Edible plants endemic to Australia — such as the bush tomato and the sweet quandong — have been slowly capturing the attention of foodies across the globe over the last few years, but interest skyrocketed this month when American foodie website eater.com posted a video on Australian finger limes on their Facebook page. The video received over 7 million views in less than 10 hours.
Usually referred to as ‘bushfoods’ or ‘bush tucker’, Aboriginal Australians have been living on these wild fruits, nuts, spices and vegetables for millennia. It wasn’t until recently that their superfood properties have been understood by newcomers to the great southern continent.

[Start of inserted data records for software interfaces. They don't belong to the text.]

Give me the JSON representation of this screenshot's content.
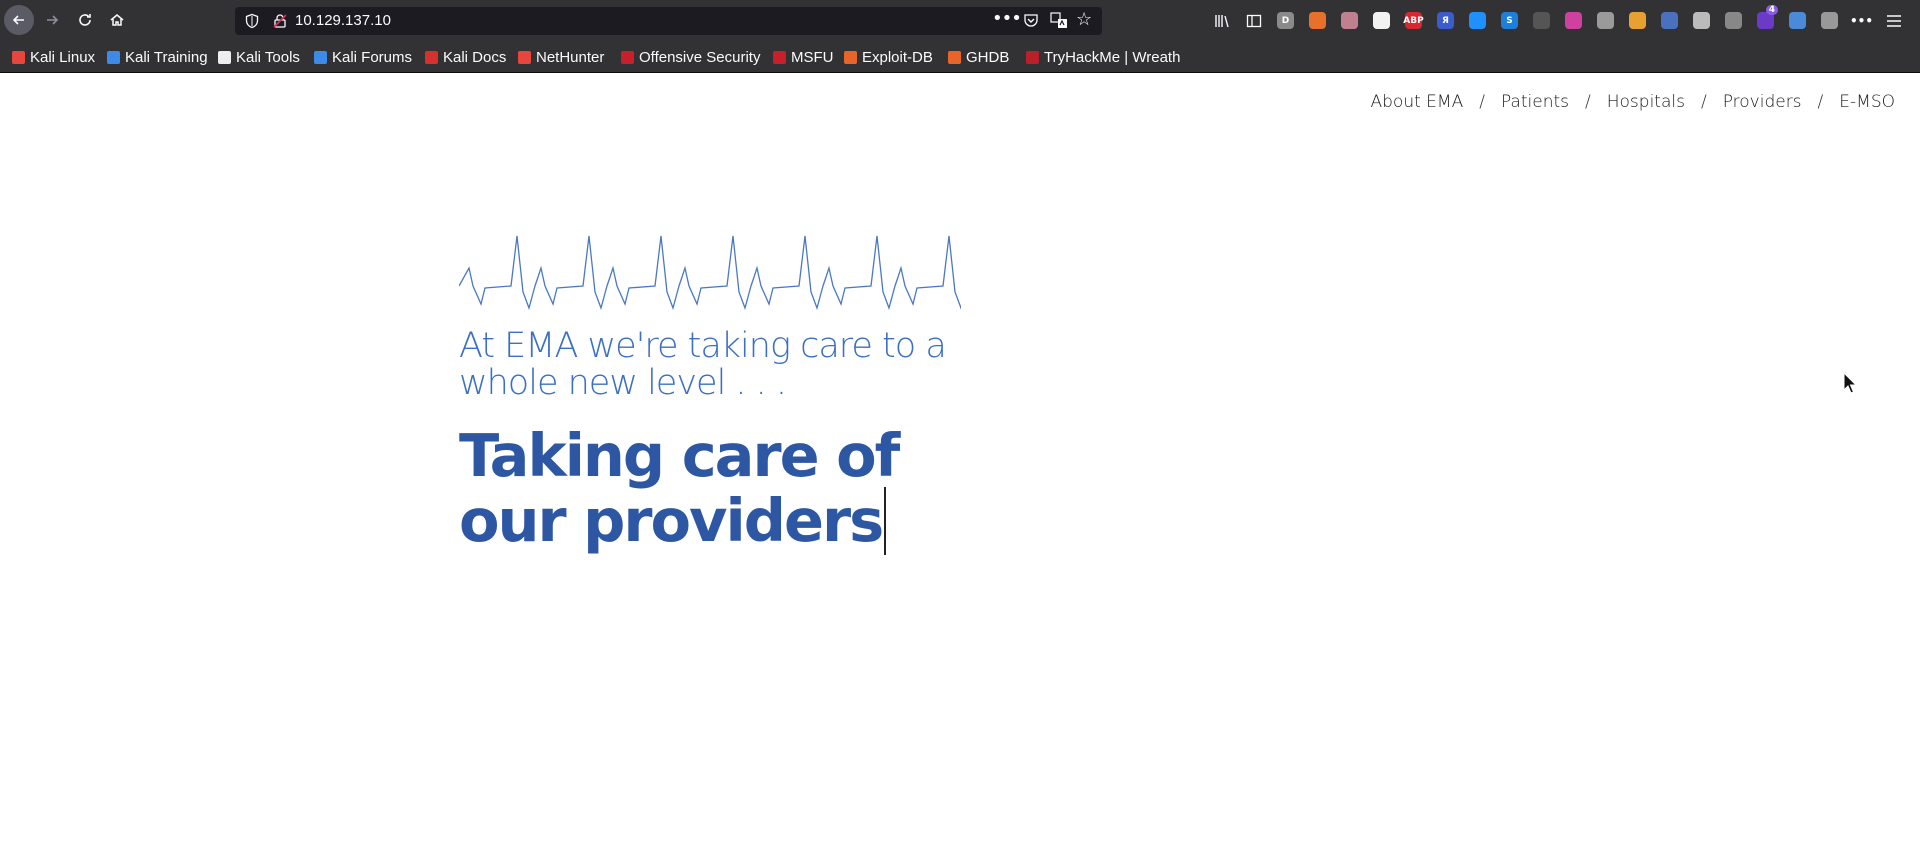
{
  "browser": {
    "url": "10.129.137.10",
    "bookmarks": [
      {
        "label": "Kali Linux",
        "icon": "kali-icon",
        "color": "#e8453c"
      },
      {
        "label": "Kali Training",
        "icon": "kali-training-icon",
        "color": "#3d8be8"
      },
      {
        "label": "Kali Tools",
        "icon": "kali-tools-icon",
        "color": "#eeeeee"
      },
      {
        "label": "Kali Forums",
        "icon": "kali-forums-icon",
        "color": "#3d8be8"
      },
      {
        "label": "Kali Docs",
        "icon": "kali-docs-icon",
        "color": "#d8302a"
      },
      {
        "label": "NetHunter",
        "icon": "nethunter-icon",
        "color": "#e8453c"
      },
      {
        "label": "Offensive Security",
        "icon": "offsec-icon",
        "color": "#c8202a"
      },
      {
        "label": "MSFU",
        "icon": "msfu-icon",
        "color": "#c8202a"
      },
      {
        "label": "Exploit-DB",
        "icon": "exploit-db-icon",
        "color": "#e8652a"
      },
      {
        "label": "GHDB",
        "icon": "ghdb-icon",
        "color": "#e8652a"
      },
      {
        "label": "TryHackMe | Wreath",
        "icon": "tryhackme-icon",
        "color": "#b8202a"
      }
    ],
    "extensions": [
      {
        "icon": "library-icon",
        "text": "",
        "color": "#323234"
      },
      {
        "icon": "sidebar-icon",
        "text": "",
        "color": "#323234"
      },
      {
        "icon": "d-extension-icon",
        "text": "D",
        "color": "#8a8a8a"
      },
      {
        "icon": "fox-extension-icon",
        "text": "",
        "color": "#e8702a"
      },
      {
        "icon": "paw-extension-icon",
        "text": "",
        "color": "#c08090"
      },
      {
        "icon": "location-extension-icon",
        "text": "",
        "color": "#f2f2f2"
      },
      {
        "icon": "adblock-icon",
        "text": "ABP",
        "color": "#d7282f"
      },
      {
        "icon": "yandex-icon",
        "text": "Я",
        "color": "#3a5ccc"
      },
      {
        "icon": "cube-extension-icon",
        "text": "",
        "color": "#1e90ff"
      },
      {
        "icon": "s-extension-icon",
        "text": "S",
        "color": "#1e7fd8"
      },
      {
        "icon": "tool-extension-icon",
        "text": "",
        "color": "#555555"
      },
      {
        "icon": "color-wheel-icon",
        "text": "",
        "color": "#d040a0"
      },
      {
        "icon": "gear-extension-icon",
        "text": "",
        "color": "#9a9a9a"
      },
      {
        "icon": "cat-extension-icon",
        "text": "",
        "color": "#e8a030"
      },
      {
        "icon": "globe-extension-icon",
        "text": "",
        "color": "#4a70c0"
      },
      {
        "icon": "check-extension-icon",
        "text": "",
        "color": "#bbbbbb"
      },
      {
        "icon": "cloud-extension-icon",
        "text": "",
        "color": "#888888"
      },
      {
        "icon": "badge-extension-icon",
        "text": "4",
        "color": "#6a3ac8"
      },
      {
        "icon": "translate-extension-icon",
        "text": "",
        "color": "#4a8ad8"
      },
      {
        "icon": "leaf-extension-icon",
        "text": "",
        "color": "#999999"
      },
      {
        "icon": "overflow-icon",
        "text": "",
        "color": "#323234"
      },
      {
        "icon": "hamburger-menu-icon",
        "text": "",
        "color": "#323234"
      }
    ]
  },
  "site": {
    "nav": [
      "About EMA",
      "Patients",
      "Hospitals",
      "Providers",
      "E-MSO"
    ],
    "nav_separator": "/",
    "tagline": "At EMA we're taking care to a whole new level . . .",
    "headline_line1": "Taking care of",
    "headline_line2": "our providers",
    "colors": {
      "tagline": "#3b6fc4",
      "headline": "#2e57a3",
      "ecg": "#4a78c4"
    }
  }
}
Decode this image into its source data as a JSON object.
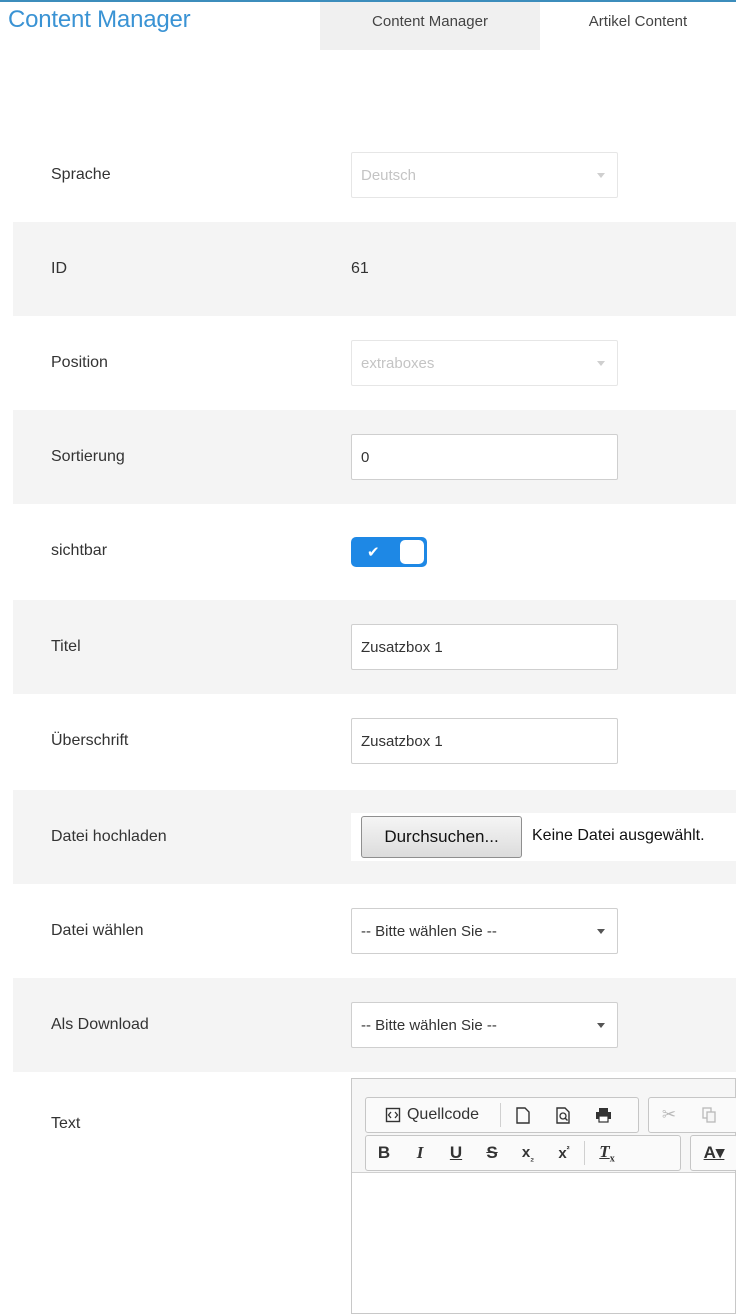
{
  "header": {
    "app_title": "Content Manager",
    "tabs": [
      {
        "label": "Content Manager"
      },
      {
        "label": "Artikel Content"
      }
    ]
  },
  "form": {
    "language": {
      "label": "Sprache",
      "value": "Deutsch"
    },
    "id": {
      "label": "ID",
      "value": "61"
    },
    "position": {
      "label": "Position",
      "value": "extraboxes"
    },
    "sort": {
      "label": "Sortierung",
      "value": "0"
    },
    "visible": {
      "label": "sichtbar",
      "on": true
    },
    "title": {
      "label": "Titel",
      "value": "Zusatzbox 1"
    },
    "heading": {
      "label": "Überschrift",
      "value": "Zusatzbox 1"
    },
    "upload": {
      "label": "Datei hochladen",
      "button": "Durchsuchen...",
      "status": "Keine Datei ausgewählt."
    },
    "file_select": {
      "label": "Datei wählen",
      "value": "-- Bitte wählen Sie --"
    },
    "download": {
      "label": "Als Download",
      "value": "-- Bitte wählen Sie --"
    },
    "text": {
      "label": "Text"
    }
  },
  "editor": {
    "source_label": "Quellcode",
    "colors": {
      "accent": "#1e88e5",
      "brand": "#3a93d4"
    }
  }
}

Finger limes (Citrus australasica) are traditionally found in rainforest regions of the east coast of Australia and are treasured by the Bundjalung people as a tasty fruit with antiseptic and medicinal properties. Not only are they packed with vitamin C – three times the amount as a satsuma –they’re rich with folate, potassium and vitamin E.
Finger limes are not actually limes at all: they look more like a hard gherkin and are usually green but are seen in red and pink hues too. Its caviar-like citrus beads bursts in your mouth ‘like carbonated candy’.
Much of the natural forest that sustained this particular indigenous plant was sadly cleared for non-native agriculture but some pockets of forest remained on farmers’ properties. Interestingly, in the mid-1960s finger lime seeds were reportedly sent to the University of California and added to its citrus variety collection and a handful of American farmers grow the fruit commercially today.
Restaurants in Australia now include the once-exotic fruit on their menus as a condiment or garnish with familiar dishes: fresh shucked oysters are perfectly complemented by this ‘lime caviar’. If you leave Australia without trying a finger lime margarita, you’ll have to go back.